Masaru Emoto is a Japanese writer and photographer. He published six books, including The Secret Life of Water, that shows consciousness affects the structure of water and ice.
In The Secret Life of Water, Emoto describes his methodology. Emoto takes a sample of water and distributes amongst 50 petri dishes. The water is then frozen following a prescribed procedure. Emoto then assigns a number ranging from 1 to 8 that describes the beauty of the resulting crystal formation. From the 50 petri dishes, Emoto chooses one that he feels best describes the attribute being investigated.
I admit that the selection process is not strictly in accordance with the scientific method, and the whim of the person doing the selecting certainly comes into play. When making the selection for a collection of crystal photographs, it is best if one person chooses all the photographs for consistency, which is why all the photographs in this book were selected by me.
In the Spring 2018 edition of Diggers, Bel P claims that What The Health has been “expertly torn to pieces”. No effort has been made to justify this claim. What The Health web site has listed approximately 300 references for the movie with the elapsed time that the information was presented.
In the absence of a valid critique of What The Health, I will present some evidence presented by the movie for the health benefits of a whole-food, plant-based diet. All references provided are from primary sources for which I have the paper or electronic copy.Read more ➱
Fay Paxton (PhD) is an Australian-based naturopath and nutritionist. She has taught nutrition at the Southern School of Natural Therapies and has worked as a consultant for dietary and herbal supplement manufacturers.
She is an author of a popular text book, Foundations of Naturopathic Nutrition.
Unfortunately, she is an advocate for low-carbohydrate diets and paleo diets.Read more ➱
Robert Lustig is a pediatric endocrinologist at the University of California, San Francisco. He is the author of Fat Chance: Beating the Odds against Sugar, Processed Food, Obesity, and Disease. He specializes in childhood obesity and studying the effects of sugar in the diet. He is the director of the UCSF Weight Assessment for Teen and Child Health Program and a member of the Obesity Task Force of the Endocrine Society.
Unfortunately, much of what he says is simply wrong, which given the amount of media exposure that he receives, is deeply worrying.Read more ➱
The hypothesis that A2 milk was protective of type 1 diabetes originated with a paper published in 1992. Robert Elliott observed much lower rates of type 1 diabetes amongst Polynesian children that were raised on the Polynesian islands compared with those raised in Auckland. This was attributed to the differences in the β-casein profile.
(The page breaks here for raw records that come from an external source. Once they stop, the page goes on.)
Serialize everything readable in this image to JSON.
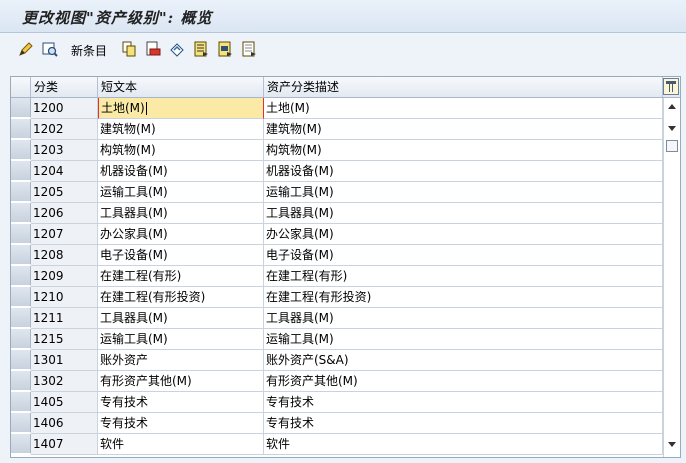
{
  "window": {
    "title": "更改视图\"资产级别\": 概览"
  },
  "toolbar": {
    "new_entries_label": "新条目",
    "icons": [
      "edit-icon",
      "display-change-icon",
      "copy-icon",
      "delete-icon",
      "undo-icon",
      "select-all-icon",
      "select-block-icon",
      "deselect-all-icon"
    ]
  },
  "table": {
    "headers": {
      "asset_class": "分类",
      "short_text": "短文本",
      "description": "资产分类描述"
    },
    "rows": [
      {
        "asset_class": "1200",
        "short_text": "土地(M)",
        "description": "土地(M)"
      },
      {
        "asset_class": "1202",
        "short_text": "建筑物(M)",
        "description": "建筑物(M)"
      },
      {
        "asset_class": "1203",
        "short_text": "构筑物(M)",
        "description": "构筑物(M)"
      },
      {
        "asset_class": "1204",
        "short_text": "机器设备(M)",
        "description": "机器设备(M)"
      },
      {
        "asset_class": "1205",
        "short_text": "运输工具(M)",
        "description": "运输工具(M)"
      },
      {
        "asset_class": "1206",
        "short_text": "工具器具(M)",
        "description": "工具器具(M)"
      },
      {
        "asset_class": "1207",
        "short_text": "办公家具(M)",
        "description": "办公家具(M)"
      },
      {
        "asset_class": "1208",
        "short_text": "电子设备(M)",
        "description": "电子设备(M)"
      },
      {
        "asset_class": "1209",
        "short_text": "在建工程(有形)",
        "description": "在建工程(有形)"
      },
      {
        "asset_class": "1210",
        "short_text": "在建工程(有形投资)",
        "description": "在建工程(有形投资)"
      },
      {
        "asset_class": "1211",
        "short_text": "工具器具(M)",
        "description": "工具器具(M)"
      },
      {
        "asset_class": "1215",
        "short_text": "运输工具(M)",
        "description": "运输工具(M)"
      },
      {
        "asset_class": "1301",
        "short_text": "账外资产",
        "description": "账外资产(S&A)"
      },
      {
        "asset_class": "1302",
        "short_text": "有形资产其他(M)",
        "description": "有形资产其他(M)"
      },
      {
        "asset_class": "1405",
        "short_text": "专有技术",
        "description": "专有技术"
      },
      {
        "asset_class": "1406",
        "short_text": "专有技术",
        "description": "专有技术"
      },
      {
        "asset_class": "1407",
        "short_text": "软件",
        "description": "软件"
      }
    ]
  },
  "colors": {
    "active_cell": "#fbe9a6",
    "header_bg": "#e2e9f2",
    "window_bg": "#eef3f9"
  }
}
Elliott was the lead author of a conference paper that examined the effects of feeding casein to non-obese diabetic (NOD) mice. The conclusion was that “the induction of diabetes by casein in the NOD mouse appears to be restricted to casein containing the A1 variant of beta-casein”.
The marketing potential of such a discovery could be enormous.Read more ➱
Denis Stewart is a herbalist from the Hunter Valley (NSW, Australia). He is an associate professor at University of Newcastle since 2002. He founded the Southern Cross Herbal School in the late 1970s.
He presents a weekly radio show on 2NUR FM, a Newcastle-based radio station, on health topics.
I am concerned about some of his material. I posted Denis a (real) letter and sent an email without receiving a response. I also sent an email to 2NUR FM listing some concerns.
Below is a list of some of the concerns that have not been addressed.Read more ➱